A bit of a throwback with some recently found scans. HP5+, 35mm. Standing in the middle of Biltmore Avenue.
“Spring, Leah” Ektar 100 and Portra 400 Film. Biltmore Estate
If you have a child, or know someone with a child, you’ve got a ready-at-all-times photography subject. They move in unique ways, their perspective on everything is often quite enlightening, their expressions and emotions are far more uninhibited than when we get older. And they never seem to do the same thing for very long so there is always something new to photograph.
This photo was taken just a couple of months before Theo turned two. It had been a pleasant afternoon strolling around the Biltmore Estate gardens but Theo was ready to climb some stairs on his own. Stairs are tricky things, especially for those in their first year of walking upright. As walking is basically controlled falling, the idea that in order to climb (or descend) stairs one must fall up or down onto a different horizontal must be quite an adjustment. It makes for some wonderful story-telling — this new conquering of landscape. An acquisition of a skill that will probably never leave.
Photography helps me remember moments. My days seem to be so full that I can get confused on remembering if something was a couple of days or a couple of weeks ago. But with photographs, especially if I am disciplined in recording when a photo was taken, I can go back and have perspective on some past moments. It helps keep my memory linearly intact. And while there is something to be said for having a general jumble of feelings, I do like to have my own timeline at least somewhat organized.
This Thanksgiving holiday I am grateful for the ability to watch and engage with Theo’s life as he grows. It does sometimes seem to happen in the blink of an eye,Â but with photography at least I can capture it in 1/60th second bursts.
This entry in the Photo Explorations series will focus on a 35mm film piece from the Biltmore Estate.
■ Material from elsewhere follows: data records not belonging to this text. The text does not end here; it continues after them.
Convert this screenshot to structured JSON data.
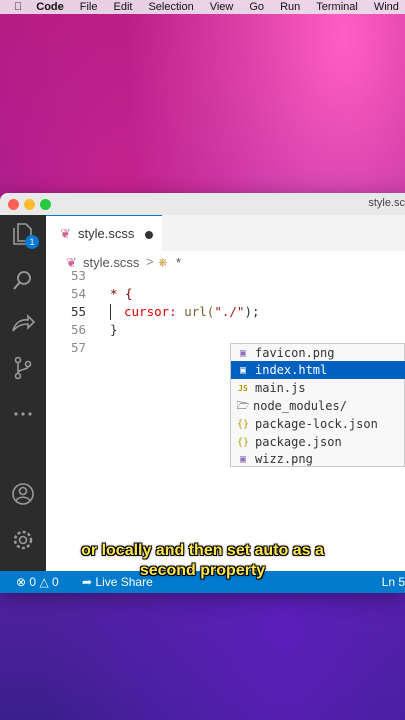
{
  "menubar": {
    "apple": "",
    "app": "Code",
    "items": [
      "File",
      "Edit",
      "Selection",
      "View",
      "Go",
      "Run",
      "Terminal",
      "Wind"
    ]
  },
  "window": {
    "title": "style.sc"
  },
  "activity": {
    "explorer_badge": "1"
  },
  "tab": {
    "name": "style.scss",
    "icon": "sass-icon"
  },
  "breadcrumb": {
    "file": "style.scss",
    "separator": ">",
    "symbol": "*"
  },
  "code_lines": [
    {
      "num": "53",
      "text": ""
    },
    {
      "num": "54",
      "text": "* {"
    },
    {
      "num": "55",
      "text": "cursor: url(\"./\");"
    },
    {
      "num": "56",
      "text": "}"
    },
    {
      "num": "57",
      "text": ""
    }
  ],
  "suggestions": [
    {
      "label": "favicon.png",
      "icon": "image-file-icon"
    },
    {
      "label": "index.html",
      "icon": "html-file-icon",
      "selected": true
    },
    {
      "label": "main.js",
      "icon": "js-file-icon"
    },
    {
      "label": "node_modules/",
      "icon": "folder-icon"
    },
    {
      "label": "package-lock.json",
      "icon": "json-file-icon"
    },
    {
      "label": "package.json",
      "icon": "json-file-icon"
    },
    {
      "label": "wizz.png",
      "icon": "image-file-icon"
    }
  ],
  "caption": {
    "line1": "or locally and then set auto as a",
    "line2": "second property"
  },
  "statusbar": {
    "errors": "0",
    "warnings": "0",
    "live_share": "Live Share",
    "position": "Ln 5"
  },
  "colors": {
    "accent": "#007acc",
    "selection": "#0060c0",
    "activity_bar": "#2c2c2c"
  }
}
When I visit the Biltmore, the embarrassment of (photography) riches is overwhelming. After the initial “photograph everything!!!” sessions, I realized I would have to focus my visits with limits on the medium, subject matter, etc. This photograph was taken during a late-afternoon film session in January 2011. I enjoy the way black and white film can enhance stone, and when that is combined with sculpture the results can be fantastic.
This was Kodak 400cn, which is an interesting black and white film as it is developed via the same process as color negatives (C‑41) as opposed to traditional development of black and white film (think Tri‑X, T‑MAX, etc). There are many benefits to this film — smooth grain, incredible scanning fidelity, ease of development and so on. Although it won’t ever give you the grain and feel of a Tri‑X or HP5 (and definitely don’t try pushing or pulling it and then expect most labs to be able to follow those directions), it is an excellent choice for starting in black and white and giving the photographer the opportunity to concentrate on tonal values and shape without the distraction of color reproduction.
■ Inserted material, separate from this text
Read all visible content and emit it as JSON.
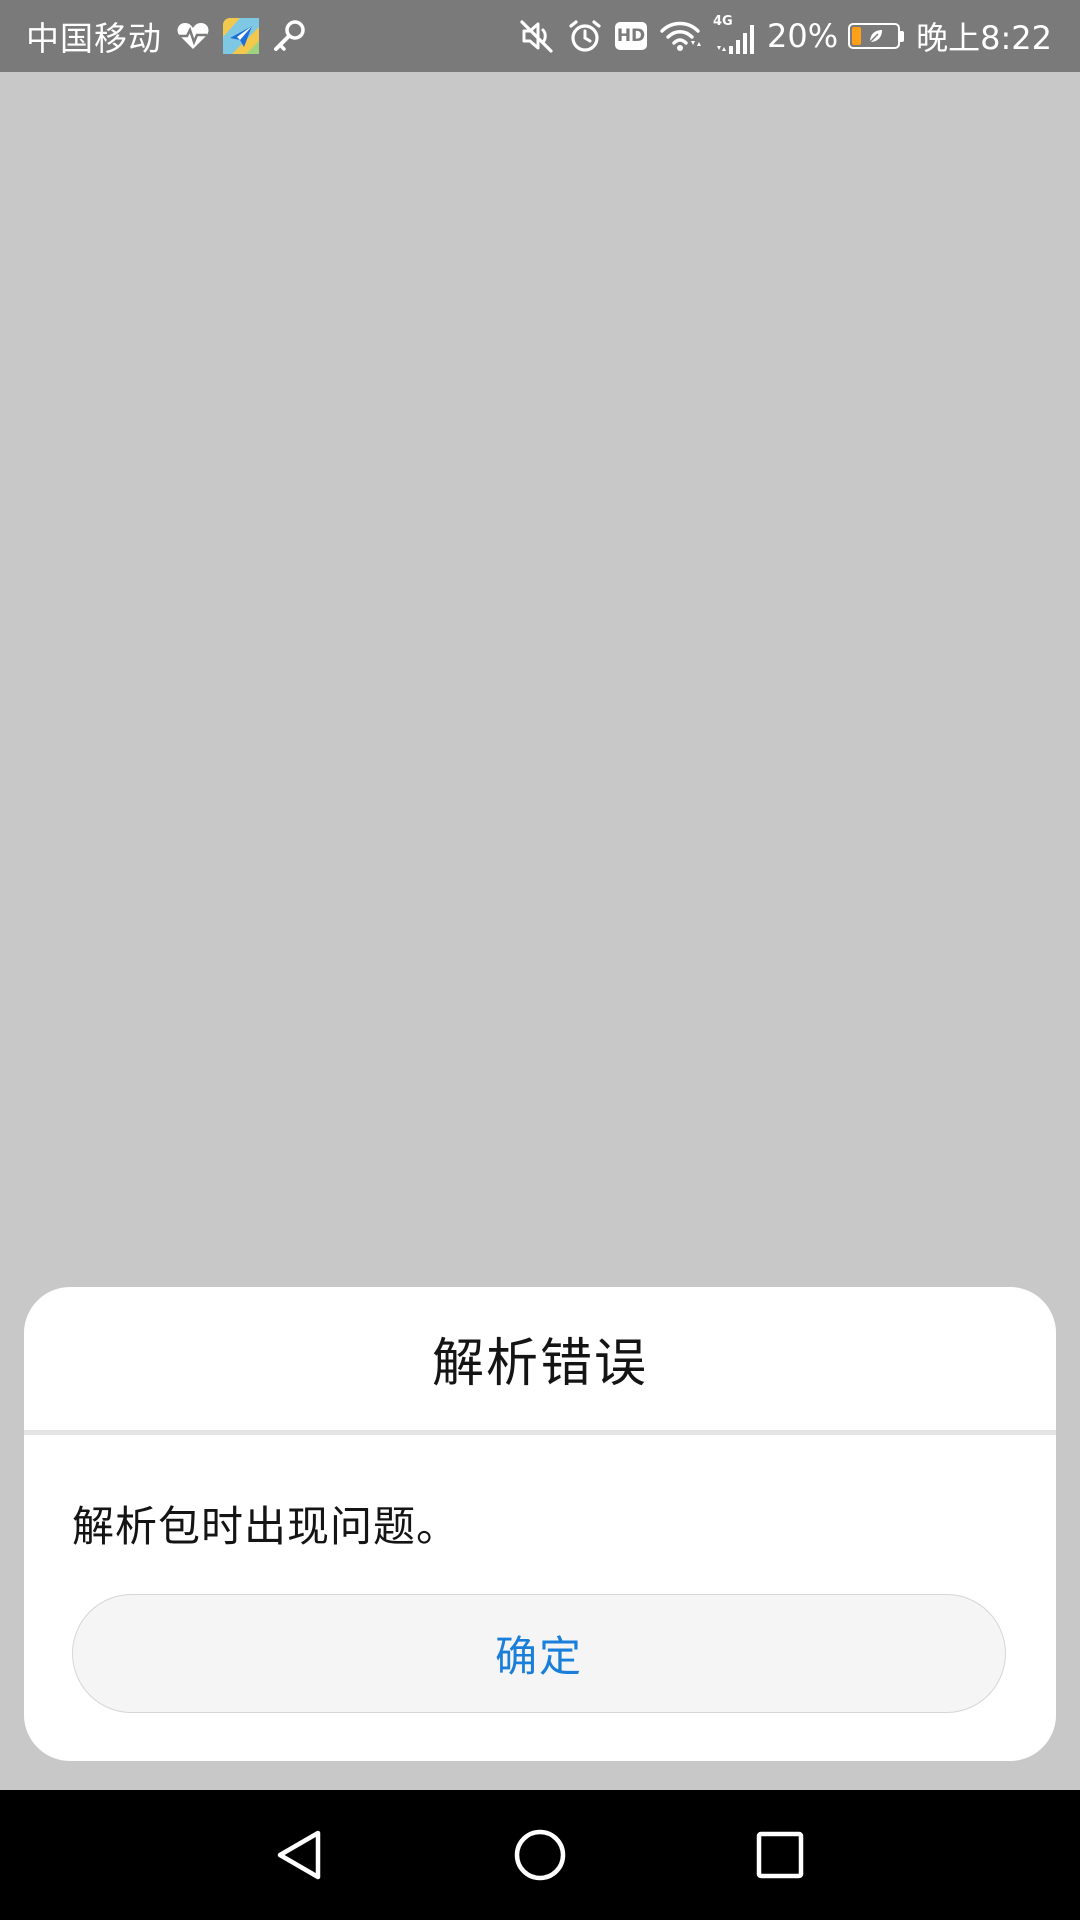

Metering was probably done by hand. When there is a difficult lighting situation, a camera’s built-in meter can be thrown off by the difference in ambient light and what is being reflected from the subject. In this case, the statue was offering very bright and very dark spots and I was worried about over/under exposure. With an incident meter, I was able to concentrate only on the light of the scene and not the disparate light readings coming from the statue.
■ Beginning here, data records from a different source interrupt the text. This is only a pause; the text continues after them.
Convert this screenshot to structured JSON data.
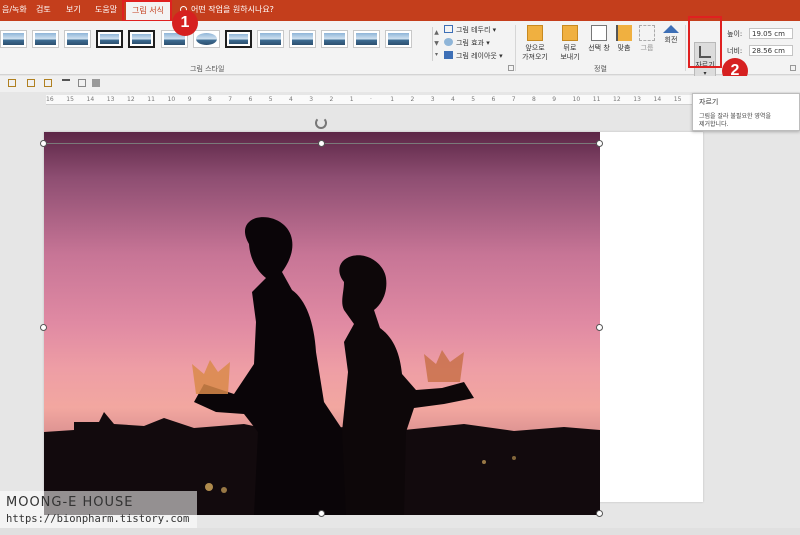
{
  "tabs": {
    "t1": "음/녹화",
    "t2": "검토",
    "t3": "보기",
    "t4": "도움말",
    "active": "그림 서식",
    "search": "어떤 작업을 원하시나요?"
  },
  "ribbon": {
    "picture_border": "그림 테두리",
    "picture_effects": "그림 효과",
    "picture_layout": "그림 레이아웃",
    "styles_group_label": "그림 스타일",
    "arrange_group_label": "정렬",
    "bring_forward_1": "앞으로",
    "bring_forward_2": "가져오기",
    "send_backward_1": "뒤로",
    "send_backward_2": "보내기",
    "selection_pane": "선택 창",
    "align": "맞춤",
    "group": "그룹",
    "rotate": "회전",
    "crop": "자르기",
    "height_label": "높이:",
    "height_value": "19.05 cm",
    "width_label": "너비:",
    "width_value": "28.56 cm"
  },
  "badges": {
    "b1": "1",
    "b2": "2"
  },
  "tooltip": {
    "title": "자르기",
    "desc_1": "그림을 잘라 불필요한 영역을",
    "desc_2": "제거합니다."
  },
  "ruler": {
    "ticks": [
      "16",
      "15",
      "14",
      "13",
      "12",
      "11",
      "10",
      "9",
      "8",
      "7",
      "6",
      "5",
      "4",
      "3",
      "2",
      "1",
      "",
      "1",
      "2",
      "3",
      "4",
      "5",
      "6",
      "7",
      "8",
      "9",
      "10",
      "11",
      "12",
      "13",
      "14",
      "15",
      "16"
    ]
  },
  "watermark": {
    "title": "MOONG-E HOUSE",
    "url": "https://bionpharm.tistory.com"
  },
  "colors": {
    "ribbon_accent": "#c43e1c",
    "highlight_red": "#e02020",
    "badge_red": "#d62020"
  }
}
I wanted to tell a story with this piece and not so much document the artwork. By going around the statue, I found angles that lost the statue’s face but gained vantage points for a more engaging point of view. I like to think that this flautist is giving a bit of a salute to the setting sun and is perhaps calling friends together for a nighttime celebration.
Visit to the Biltmore and Asheville Graffiti. 35mm Ilford HP5+ 400